*** Begin section ***
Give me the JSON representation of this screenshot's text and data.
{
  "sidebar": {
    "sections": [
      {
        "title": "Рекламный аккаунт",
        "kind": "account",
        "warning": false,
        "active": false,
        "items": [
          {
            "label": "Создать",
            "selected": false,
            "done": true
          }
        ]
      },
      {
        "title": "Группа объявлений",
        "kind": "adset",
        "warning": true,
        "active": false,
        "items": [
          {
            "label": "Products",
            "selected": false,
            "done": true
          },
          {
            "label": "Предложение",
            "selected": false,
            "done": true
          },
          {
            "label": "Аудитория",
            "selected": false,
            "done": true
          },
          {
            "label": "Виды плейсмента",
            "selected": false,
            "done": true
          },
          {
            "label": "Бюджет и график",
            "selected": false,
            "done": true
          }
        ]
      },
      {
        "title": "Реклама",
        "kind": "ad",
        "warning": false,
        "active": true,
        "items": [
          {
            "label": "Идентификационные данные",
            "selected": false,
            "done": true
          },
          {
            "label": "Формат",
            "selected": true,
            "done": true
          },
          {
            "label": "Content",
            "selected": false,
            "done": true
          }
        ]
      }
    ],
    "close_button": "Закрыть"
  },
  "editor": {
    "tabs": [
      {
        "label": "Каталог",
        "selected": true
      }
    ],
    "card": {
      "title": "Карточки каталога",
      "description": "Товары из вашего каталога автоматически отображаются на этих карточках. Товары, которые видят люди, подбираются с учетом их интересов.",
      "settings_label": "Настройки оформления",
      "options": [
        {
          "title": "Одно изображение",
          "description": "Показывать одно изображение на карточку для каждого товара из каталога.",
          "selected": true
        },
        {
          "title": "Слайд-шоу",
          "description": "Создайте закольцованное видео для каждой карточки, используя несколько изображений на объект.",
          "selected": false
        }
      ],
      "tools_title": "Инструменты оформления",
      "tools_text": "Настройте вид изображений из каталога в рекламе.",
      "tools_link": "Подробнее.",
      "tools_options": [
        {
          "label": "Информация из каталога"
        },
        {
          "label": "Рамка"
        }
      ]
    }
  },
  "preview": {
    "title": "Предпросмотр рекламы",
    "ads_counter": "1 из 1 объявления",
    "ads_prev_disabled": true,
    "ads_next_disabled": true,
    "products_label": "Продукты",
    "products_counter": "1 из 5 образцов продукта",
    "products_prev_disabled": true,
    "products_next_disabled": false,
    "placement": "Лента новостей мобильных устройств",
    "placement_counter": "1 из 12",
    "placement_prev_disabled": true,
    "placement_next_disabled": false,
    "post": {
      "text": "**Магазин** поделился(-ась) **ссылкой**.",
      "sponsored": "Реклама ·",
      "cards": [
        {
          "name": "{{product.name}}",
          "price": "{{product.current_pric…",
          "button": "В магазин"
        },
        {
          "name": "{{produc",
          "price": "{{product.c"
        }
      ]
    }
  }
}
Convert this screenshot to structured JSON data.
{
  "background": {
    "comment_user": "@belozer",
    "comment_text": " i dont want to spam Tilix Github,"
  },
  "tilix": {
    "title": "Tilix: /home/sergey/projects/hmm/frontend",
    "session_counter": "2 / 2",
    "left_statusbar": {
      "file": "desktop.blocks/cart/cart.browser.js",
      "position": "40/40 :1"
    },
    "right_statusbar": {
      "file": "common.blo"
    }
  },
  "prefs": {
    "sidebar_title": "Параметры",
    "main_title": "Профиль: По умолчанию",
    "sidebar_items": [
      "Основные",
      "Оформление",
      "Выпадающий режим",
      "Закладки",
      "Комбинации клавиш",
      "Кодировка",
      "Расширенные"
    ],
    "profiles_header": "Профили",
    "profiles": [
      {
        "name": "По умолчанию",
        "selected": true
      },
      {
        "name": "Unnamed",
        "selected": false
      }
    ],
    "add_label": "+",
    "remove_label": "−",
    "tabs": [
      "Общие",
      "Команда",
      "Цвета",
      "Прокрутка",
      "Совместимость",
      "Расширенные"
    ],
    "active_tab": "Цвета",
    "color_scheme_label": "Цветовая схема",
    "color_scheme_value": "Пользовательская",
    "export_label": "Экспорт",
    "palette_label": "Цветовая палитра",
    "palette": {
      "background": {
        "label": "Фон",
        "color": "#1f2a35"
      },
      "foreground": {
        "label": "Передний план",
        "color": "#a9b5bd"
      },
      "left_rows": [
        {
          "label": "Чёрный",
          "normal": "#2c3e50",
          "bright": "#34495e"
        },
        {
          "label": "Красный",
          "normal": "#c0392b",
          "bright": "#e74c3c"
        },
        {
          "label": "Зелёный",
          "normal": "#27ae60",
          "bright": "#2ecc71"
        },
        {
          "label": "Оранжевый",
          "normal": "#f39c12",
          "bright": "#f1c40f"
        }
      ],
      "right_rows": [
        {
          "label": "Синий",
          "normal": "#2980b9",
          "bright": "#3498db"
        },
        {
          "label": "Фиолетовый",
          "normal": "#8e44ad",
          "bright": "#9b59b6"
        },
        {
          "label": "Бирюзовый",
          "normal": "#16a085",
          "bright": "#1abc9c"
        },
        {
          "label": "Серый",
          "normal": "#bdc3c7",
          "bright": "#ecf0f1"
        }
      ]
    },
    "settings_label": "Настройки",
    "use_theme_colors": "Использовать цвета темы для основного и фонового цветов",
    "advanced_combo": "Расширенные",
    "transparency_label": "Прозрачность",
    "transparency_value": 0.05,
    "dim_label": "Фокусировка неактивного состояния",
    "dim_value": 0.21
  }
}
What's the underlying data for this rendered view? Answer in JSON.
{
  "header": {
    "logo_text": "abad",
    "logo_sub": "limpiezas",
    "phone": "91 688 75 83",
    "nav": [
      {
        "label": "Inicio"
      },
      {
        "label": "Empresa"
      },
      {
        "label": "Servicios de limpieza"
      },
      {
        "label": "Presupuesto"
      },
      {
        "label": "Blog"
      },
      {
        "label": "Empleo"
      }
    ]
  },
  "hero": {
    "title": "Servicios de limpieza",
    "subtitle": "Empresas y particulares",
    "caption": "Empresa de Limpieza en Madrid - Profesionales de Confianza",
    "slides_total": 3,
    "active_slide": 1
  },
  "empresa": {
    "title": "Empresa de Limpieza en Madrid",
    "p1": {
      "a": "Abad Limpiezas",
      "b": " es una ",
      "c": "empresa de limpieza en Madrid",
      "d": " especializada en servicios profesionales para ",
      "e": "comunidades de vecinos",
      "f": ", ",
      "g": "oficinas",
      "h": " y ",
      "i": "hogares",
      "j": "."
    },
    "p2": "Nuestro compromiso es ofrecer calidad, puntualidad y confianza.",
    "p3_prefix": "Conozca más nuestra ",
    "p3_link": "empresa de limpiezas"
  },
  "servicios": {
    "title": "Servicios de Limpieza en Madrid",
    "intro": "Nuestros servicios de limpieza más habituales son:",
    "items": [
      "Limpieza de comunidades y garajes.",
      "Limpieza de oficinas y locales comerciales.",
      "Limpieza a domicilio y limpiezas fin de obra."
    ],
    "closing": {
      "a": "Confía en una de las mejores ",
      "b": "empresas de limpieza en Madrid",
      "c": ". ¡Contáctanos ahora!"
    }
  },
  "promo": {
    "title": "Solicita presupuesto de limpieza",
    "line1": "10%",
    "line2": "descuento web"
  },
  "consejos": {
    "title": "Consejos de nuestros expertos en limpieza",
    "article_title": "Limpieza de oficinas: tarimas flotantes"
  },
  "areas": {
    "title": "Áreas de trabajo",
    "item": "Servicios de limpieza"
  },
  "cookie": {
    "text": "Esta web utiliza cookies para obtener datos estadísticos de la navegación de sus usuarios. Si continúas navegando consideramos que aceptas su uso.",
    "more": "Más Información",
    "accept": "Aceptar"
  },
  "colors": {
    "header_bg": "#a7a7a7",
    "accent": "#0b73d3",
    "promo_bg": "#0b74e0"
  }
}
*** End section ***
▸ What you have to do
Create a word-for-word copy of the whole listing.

▸ Answer for this exercise
Give me the JSON representation of this screenshot's text and data.
{
  "sidebar": {
    "sections": [
      {
        "title": "Рекламный аккаунт",
        "kind": "account",
        "warning": false,
        "active": false,
        "items": [
          {
            "label": "Создать",
            "selected": false,
            "done": true
          }
        ]
      },
      {
        "title": "Группа объявлений",
        "kind": "adset",
        "warning": true,
        "active": false,
        "items": [
          {
            "label": "Products",
            "selected": false,
            "done": true
          },
          {
            "label": "Предложение",
            "selected": false,
            "done": true
          },
          {
            "label": "Аудитория",
            "selected": false,
            "done": true
          },
          {
            "label": "Виды плейсмента",
            "selected": false,
            "done": true
          },
          {
            "label": "Бюджет и график",
            "selected": false,
            "done": true
          }
        ]
      },
      {
        "title": "Реклама",
        "kind": "ad",
        "warning": false,
        "active": true,
        "items": [
          {
            "label": "Идентификационные данные",
            "selected": false,
            "done": true
          },
          {
            "label": "Формат",
            "selected": true,
            "done": true
          },
          {
            "label": "Content",
            "selected": false,
            "done": true
          }
        ]
      }
    ],
    "close_button": "Закрыть"
  },
  "editor": {
    "tabs": [
      {
        "label": "Каталог",
        "selected": true
      }
    ],
    "card": {
      "title": "Карточки каталога",
      "description": "Товары из вашего каталога автоматически отображаются на этих карточках. Товары, которые видят люди, подбираются с учетом их интересов.",
      "settings_label": "Настройки оформления",
      "options": [
        {
          "title": "Одно изображение",
          "description": "Показывать одно изображение на карточку для каждого товара из каталога.",
          "selected": true
        },
        {
          "title": "Слайд-шоу",
          "description": "Создайте закольцованное видео для каждой карточки, используя несколько изображений на объект.",
          "selected": false
        }
      ],
      "tools_title": "Инструменты оформления",
      "tools_text": "Настройте вид изображений из каталога в рекламе.",
      "tools_link": "Подробнее.",
      "tools_options": [
        {
          "label": "Информация из каталога"
        },
        {
          "label": "Рамка"
        }
      ]
    }
  },
  "preview": {
    "title": "Предпросмотр рекламы",
    "ads_counter": "1 из 1 объявления",
    "ads_prev_disabled": true,
    "ads_next_disabled": true,
    "products_label": "Продукты",
    "products_counter": "1 из 5 образцов продукта",
    "products_prev_disabled": true,
    "products_next_disabled": false,
    "placement": "Лента новостей мобильных устройств",
    "placement_counter": "1 из 12",
    "placement_prev_disabled": true,
    "placement_next_disabled": false,
    "post": {
      "text": "**Магазин** поделился(-ась) **ссылкой**.",
      "sponsored": "Реклама ·",
      "cards": [
        {
          "name": "{{product.name}}",
          "price": "{{product.current_pric…",
          "button": "В магазин"
        },
        {
          "name": "{{produc",
          "price": "{{product.c"
        }
      ]
    }
  }
}
Convert this screenshot to structured JSON data.
{
  "background": {
    "comment_user": "@belozer",
    "comment_text": " i dont want to spam Tilix Github,"
  },
  "tilix": {
    "title": "Tilix: /home/sergey/projects/hmm/frontend",
    "session_counter": "2 / 2",
    "left_statusbar": {
      "file": "desktop.blocks/cart/cart.browser.js",
      "position": "40/40 :1"
    },
    "right_statusbar": {
      "file": "common.blo"
    }
  },
  "prefs": {
    "sidebar_title": "Параметры",
    "main_title": "Профиль: По умолчанию",
    "sidebar_items": [
      "Основные",
      "Оформление",
      "Выпадающий режим",
      "Закладки",
      "Комбинации клавиш",
      "Кодировка",
      "Расширенные"
    ],
    "profiles_header": "Профили",
    "profiles": [
      {
        "name": "По умолчанию",
        "selected": true
      },
      {
        "name": "Unnamed",
        "selected": false
      }
    ],
    "add_label": "+",
    "remove_label": "−",
    "tabs": [
      "Общие",
      "Команда",
      "Цвета",
      "Прокрутка",
      "Совместимость",
      "Расширенные"
    ],
    "active_tab": "Цвета",
    "color_scheme_label": "Цветовая схема",
    "color_scheme_value": "Пользовательская",
    "export_label": "Экспорт",
    "palette_label": "Цветовая палитра",
    "palette": {
      "background": {
        "label": "Фон",
        "color": "#1f2a35"
      },
      "foreground": {
        "label": "Передний план",
        "color": "#a9b5bd"
      },
      "left_rows": [
        {
          "label": "Чёрный",
          "normal": "#2c3e50",
          "bright": "#34495e"
        },
        {
          "label": "Красный",
          "normal": "#c0392b",
          "bright": "#e74c3c"
        },
        {
          "label": "Зелёный",
          "normal": "#27ae60",
          "bright": "#2ecc71"
        },
        {
          "label": "Оранжевый",
          "normal": "#f39c12",
          "bright": "#f1c40f"
        }
      ],
      "right_rows": [
        {
          "label": "Синий",
          "normal": "#2980b9",
          "bright": "#3498db"
        },
        {
          "label": "Фиолетовый",
          "normal": "#8e44ad",
          "bright": "#9b59b6"
        },
        {
          "label": "Бирюзовый",
          "normal": "#16a085",
          "bright": "#1abc9c"
        },
        {
          "label": "Серый",
          "normal": "#bdc3c7",
          "bright": "#ecf0f1"
        }
      ]
    },
    "settings_label": "Настройки",
    "use_theme_colors": "Использовать цвета темы для основного и фонового цветов",
    "advanced_combo": "Расширенные",
    "transparency_label": "Прозрачность",
    "transparency_value": 0.05,
    "dim_label": "Фокусировка неактивного состояния",
    "dim_value": 0.21
  }
}
What's the underlying data for this rendered view? Answer in JSON.
{
  "header": {
    "logo_text": "abad",
    "logo_sub": "limpiezas",
    "phone": "91 688 75 83",
    "nav": [
      {
        "label": "Inicio"
      },
      {
        "label": "Empresa"
      },
      {
        "label": "Servicios de limpieza"
      },
      {
        "label": "Presupuesto"
      },
      {
        "label": "Blog"
      },
      {
        "label": "Empleo"
      }
    ]
  },
  "hero": {
    "title": "Servicios de limpieza",
    "subtitle": "Empresas y particulares",
    "caption": "Empresa de Limpieza en Madrid - Profesionales de Confianza",
    "slides_total": 3,
    "active_slide": 1
  },
  "empresa": {
    "title": "Empresa de Limpieza en Madrid",
    "p1": {
      "a": "Abad Limpiezas",
      "b": " es una ",
      "c": "empresa de limpieza en Madrid",
      "d": " especializada en servicios profesionales para ",
      "e": "comunidades de vecinos",
      "f": ", ",
      "g": "oficinas",
      "h": " y ",
      "i": "hogares",
      "j": "."
    },
    "p2": "Nuestro compromiso es ofrecer calidad, puntualidad y confianza.",
    "p3_prefix": "Conozca más nuestra ",
    "p3_link": "empresa de limpiezas"
  },
  "servicios": {
    "title": "Servicios de Limpieza en Madrid",
    "intro": "Nuestros servicios de limpieza más habituales son:",
    "items": [
      "Limpieza de comunidades y garajes.",
      "Limpieza de oficinas y locales comerciales.",
      "Limpieza a domicilio y limpiezas fin de obra."
    ],
    "closing": {
      "a": "Confía en una de las mejores ",
      "b": "empresas de limpieza en Madrid",
      "c": ". ¡Contáctanos ahora!"
    }
  },
  "promo": {
    "title": "Solicita presupuesto de limpieza",
    "line1": "10%",
    "line2": "descuento web"
  },
  "consejos": {
    "title": "Consejos de nuestros expertos en limpieza",
    "article_title": "Limpieza de oficinas: tarimas flotantes"
  },
  "areas": {
    "title": "Áreas de trabajo",
    "item": "Servicios de limpieza"
  },
  "cookie": {
    "text": "Esta web utiliza cookies para obtener datos estadísticos de la navegación de sus usuarios. Si continúas navegando consideramos que aceptas su uso.",
    "more": "Más Información",
    "accept": "Aceptar"
  },
  "colors": {
    "header_bg": "#a7a7a7",
    "accent": "#0b73d3",
    "promo_bg": "#0b74e0"
  }
}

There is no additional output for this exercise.